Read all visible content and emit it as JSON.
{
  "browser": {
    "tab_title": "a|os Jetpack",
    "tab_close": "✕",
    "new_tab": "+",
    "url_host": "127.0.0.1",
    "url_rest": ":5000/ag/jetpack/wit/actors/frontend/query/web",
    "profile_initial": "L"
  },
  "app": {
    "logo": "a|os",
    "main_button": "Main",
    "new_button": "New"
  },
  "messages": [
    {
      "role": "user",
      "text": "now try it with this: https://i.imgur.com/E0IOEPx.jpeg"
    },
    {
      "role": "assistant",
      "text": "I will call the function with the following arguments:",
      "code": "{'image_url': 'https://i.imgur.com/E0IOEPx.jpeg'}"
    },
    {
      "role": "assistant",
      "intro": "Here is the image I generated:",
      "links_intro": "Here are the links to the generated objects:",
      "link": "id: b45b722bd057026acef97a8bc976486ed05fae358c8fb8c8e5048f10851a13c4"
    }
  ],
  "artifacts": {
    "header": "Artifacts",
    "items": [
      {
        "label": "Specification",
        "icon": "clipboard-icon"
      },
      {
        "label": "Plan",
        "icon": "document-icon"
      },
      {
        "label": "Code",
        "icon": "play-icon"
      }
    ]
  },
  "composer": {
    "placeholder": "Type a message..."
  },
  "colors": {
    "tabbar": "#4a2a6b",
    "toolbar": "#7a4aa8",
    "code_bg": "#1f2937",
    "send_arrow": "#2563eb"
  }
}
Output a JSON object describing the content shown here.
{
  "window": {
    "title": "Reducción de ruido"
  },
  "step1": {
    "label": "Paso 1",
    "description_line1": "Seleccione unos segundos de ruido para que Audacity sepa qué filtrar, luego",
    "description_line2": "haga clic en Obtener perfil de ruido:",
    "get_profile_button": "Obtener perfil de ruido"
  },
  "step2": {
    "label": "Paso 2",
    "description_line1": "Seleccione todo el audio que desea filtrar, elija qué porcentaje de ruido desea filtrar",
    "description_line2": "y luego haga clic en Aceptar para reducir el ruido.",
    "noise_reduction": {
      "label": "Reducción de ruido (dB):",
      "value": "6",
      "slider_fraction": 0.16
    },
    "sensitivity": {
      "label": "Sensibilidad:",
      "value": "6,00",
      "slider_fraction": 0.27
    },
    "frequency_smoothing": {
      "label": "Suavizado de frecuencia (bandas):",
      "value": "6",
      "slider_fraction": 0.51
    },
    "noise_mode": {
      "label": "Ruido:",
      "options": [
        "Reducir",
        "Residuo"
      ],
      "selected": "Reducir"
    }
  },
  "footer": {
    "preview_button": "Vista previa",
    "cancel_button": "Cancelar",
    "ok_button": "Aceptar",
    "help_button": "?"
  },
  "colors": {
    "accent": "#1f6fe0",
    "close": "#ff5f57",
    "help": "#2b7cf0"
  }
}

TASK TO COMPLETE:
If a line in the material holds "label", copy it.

EXPECTED OUTPUT:
        "label": "Specification",
        "label": "Plan",
        "label": "Code",
    "label": "Paso 1",
    "label": "Paso 2",
      "label": "Reducción de ruido (dB):",
      "label": "Sensibilidad:",
      "label": "Suavizado de frecuencia (bandas):",
      "label": "Ruido:",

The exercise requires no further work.